19th May 2015 by Mike Taylor, Money Management
Industry superannuation funds have been accused of paying “substantial” sums to trade unions.
The Royal Commission into Trade Union Governance and Corruption has today issued a discussion paper in which it has dedicated an entire chapter to superannuation and within which it states, “Industry superannuation funds pay substantial sums to the unions with which they are associated including directors’ fees, reimbursement of director’s expenses, office rental, advertising expenses and sponsorship”.
The discussion paper then cites the example of TWUSuper for the 2007 to 2014 financial years during which it said the super fund “paid in excess of $6 million to the TWU and its branches.”
The Royal Commission discussion document actually went to the trouble of separating out superannuation funds from the so-called “employee benefit funds” run by trade unions because of superannuation’s unique nature – “namely that it is compulsory”.
In its opening paragraphs of the chapter dealing with superannuation, the Royal Commission document said, “The potential for coercive conduct and conflicts of interest in enterprise bargaining identified in respect of employee benefit funds also exists in respect of superannuation funds. This is because of the institutional links between trade unions and industry superannuation funds”.
It has also questioned the validity of default funds under modern awards, stating: “Separate from the question of choice of superannuation fund is whether unions should be able to negotiate for terms in an enterprise agreement which specify a specific default superannuation fund with financial links with the union negotiating the agreement”.
“On the one hand, preventing the union specifying a particular fund as a default would reduce the problems of potential coercion and conflicts of interest.

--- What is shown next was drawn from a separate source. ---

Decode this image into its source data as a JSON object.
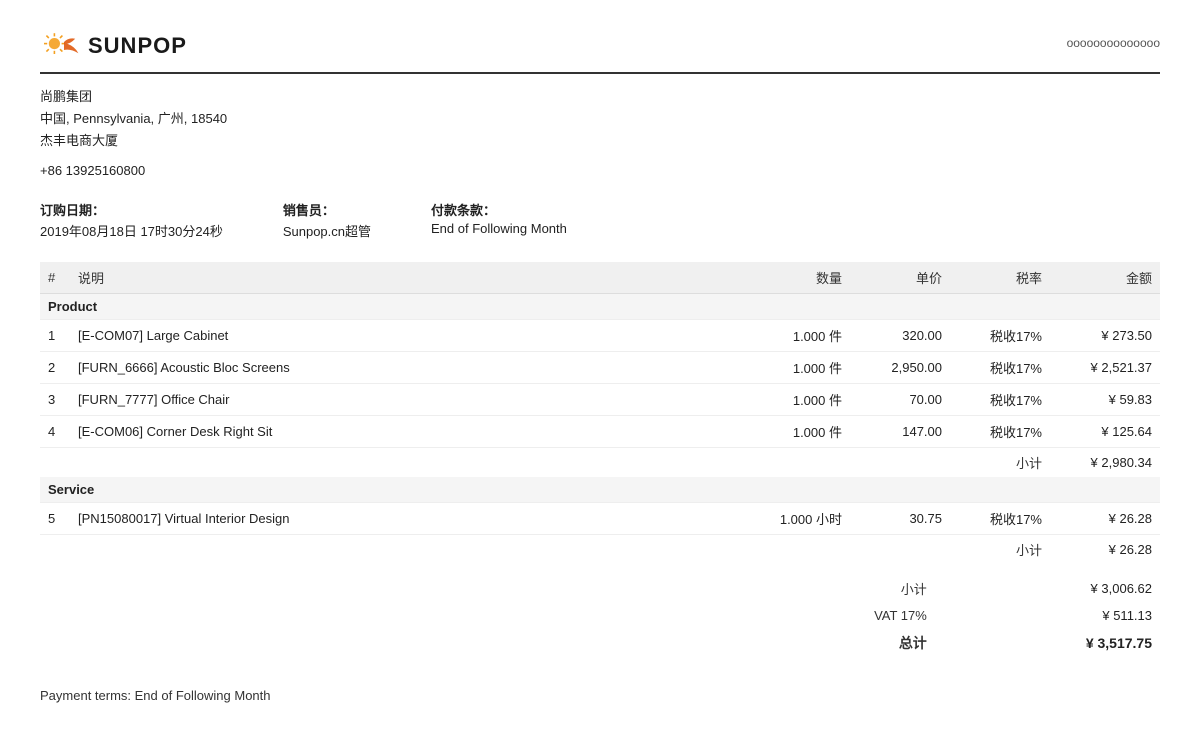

On the other, superannuation is compulsory and the particular industry superannuation fund with which the union is associated may provide a good return for members,” it said.